(EXERCISE INPUTS)

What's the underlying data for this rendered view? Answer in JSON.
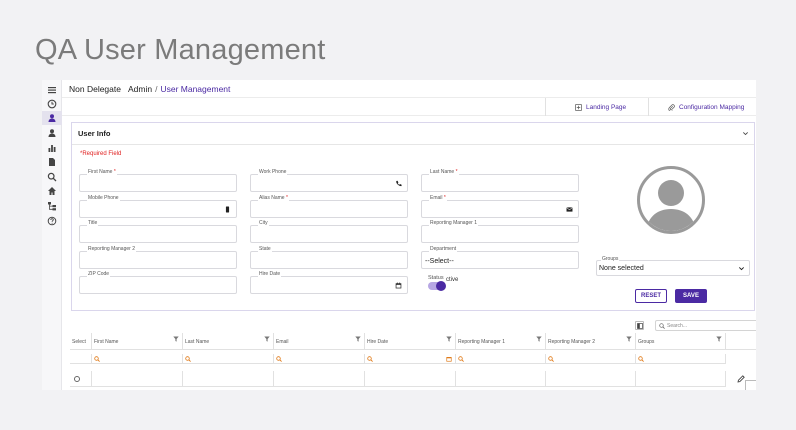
{
  "page_title": "QA User Management",
  "header": {
    "delegate": "Non Delegate",
    "breadcrumb_root": "Admin",
    "breadcrumb_sep": "/",
    "breadcrumb_current": "User Management"
  },
  "tabs": [
    {
      "label": "Landing Page",
      "icon": "home-box-icon"
    },
    {
      "label": "Configuration Mapping",
      "icon": "paperclip-icon"
    }
  ],
  "card": {
    "title": "User Info",
    "required_note": "*Required Field"
  },
  "fields": {
    "first_name": {
      "label": "First Name",
      "required": "*"
    },
    "work_phone": {
      "label": "Work Phone"
    },
    "last_name": {
      "label": "Last Name",
      "required": "*"
    },
    "mobile_phone": {
      "label": "Mobile Phone"
    },
    "alias_name": {
      "label": "Alias Name",
      "required": "*"
    },
    "email": {
      "label": "Email",
      "required": "*"
    },
    "title": {
      "label": "Title"
    },
    "city": {
      "label": "City"
    },
    "reporting_manager_1": {
      "label": "Reporting Manager 1"
    },
    "reporting_manager_2": {
      "label": "Reporting Manager 2"
    },
    "state": {
      "label": "State"
    },
    "department": {
      "label": "Department",
      "value": "--Select--"
    },
    "zip_code": {
      "label": "ZIP Code"
    },
    "hire_date": {
      "label": "Hire Date"
    }
  },
  "groups": {
    "label": "Groups",
    "value": "None selected"
  },
  "status": {
    "label": "Status",
    "text": "ctive",
    "on": true
  },
  "buttons": {
    "reset": "RESET",
    "save": "SAVE"
  },
  "grid": {
    "search_placeholder": "Search...",
    "columns": [
      "Select",
      "First Name",
      "Last Name",
      "Email",
      "Hire Date",
      "Reporting Manager 1",
      "Reporting Manager 2",
      "Groups"
    ]
  },
  "colors": {
    "accent": "#4b2aa3",
    "required": "#e02020",
    "filter_icon": "#e07b1a"
  }
}
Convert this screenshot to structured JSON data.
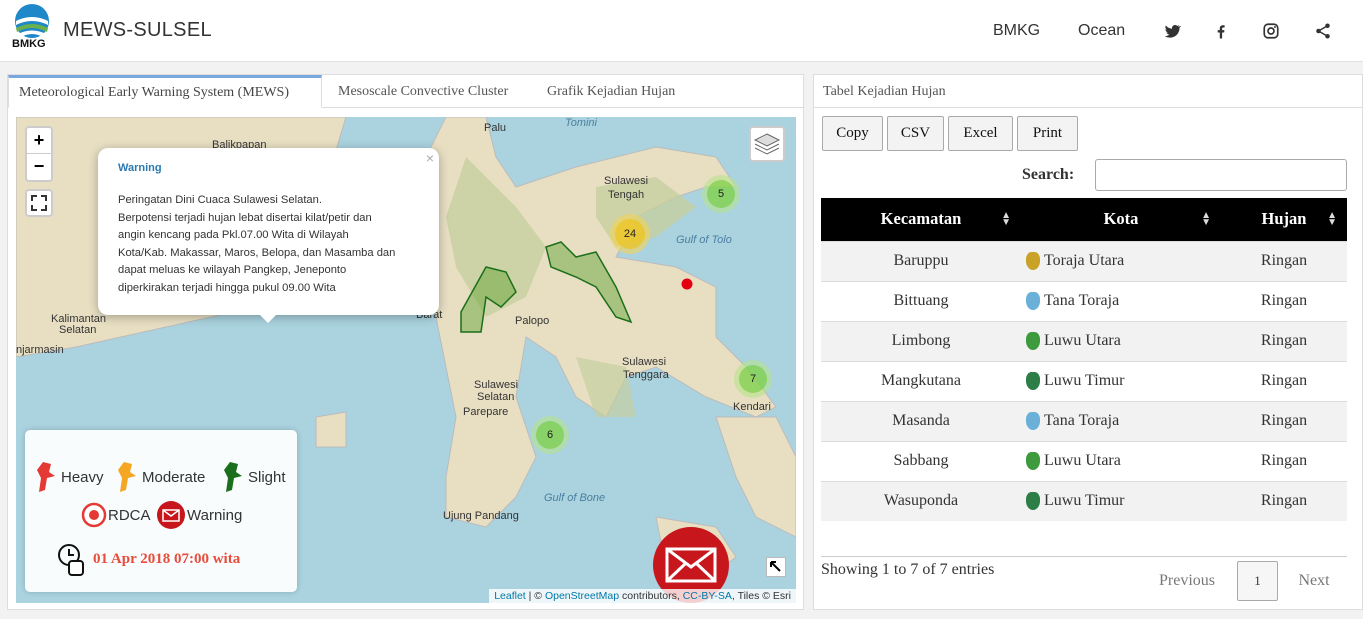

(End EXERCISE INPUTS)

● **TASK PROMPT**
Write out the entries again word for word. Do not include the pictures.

● **RESPONSE TO THE TASK**
What's the underlying data for this rendered view? Answer in JSON.
{
  "page_title": "QA User Management",
  "header": {
    "delegate": "Non Delegate",
    "breadcrumb_root": "Admin",
    "breadcrumb_sep": "/",
    "breadcrumb_current": "User Management"
  },
  "tabs": [
    {
      "label": "Landing Page",
      "icon": "home-box-icon"
    },
    {
      "label": "Configuration Mapping",
      "icon": "paperclip-icon"
    }
  ],
  "card": {
    "title": "User Info",
    "required_note": "*Required Field"
  },
  "fields": {
    "first_name": {
      "label": "First Name",
      "required": "*"
    },
    "work_phone": {
      "label": "Work Phone"
    },
    "last_name": {
      "label": "Last Name",
      "required": "*"
    },
    "mobile_phone": {
      "label": "Mobile Phone"
    },
    "alias_name": {
      "label": "Alias Name",
      "required": "*"
    },
    "email": {
      "label": "Email",
      "required": "*"
    },
    "title": {
      "label": "Title"
    },
    "city": {
      "label": "City"
    },
    "reporting_manager_1": {
      "label": "Reporting Manager 1"
    },
    "reporting_manager_2": {
      "label": "Reporting Manager 2"
    },
    "state": {
      "label": "State"
    },
    "department": {
      "label": "Department",
      "value": "--Select--"
    },
    "zip_code": {
      "label": "ZIP Code"
    },
    "hire_date": {
      "label": "Hire Date"
    }
  },
  "groups": {
    "label": "Groups",
    "value": "None selected"
  },
  "status": {
    "label": "Status",
    "text": "ctive",
    "on": true
  },
  "buttons": {
    "reset": "RESET",
    "save": "SAVE"
  },
  "grid": {
    "search_placeholder": "Search...",
    "columns": [
      "Select",
      "First Name",
      "Last Name",
      "Email",
      "Hire Date",
      "Reporting Manager 1",
      "Reporting Manager 2",
      "Groups"
    ]
  },
  "colors": {
    "accent": "#4b2aa3",
    "required": "#e02020",
    "filter_icon": "#e07b1a"
  }
}
Convert this screenshot to structured JSON data.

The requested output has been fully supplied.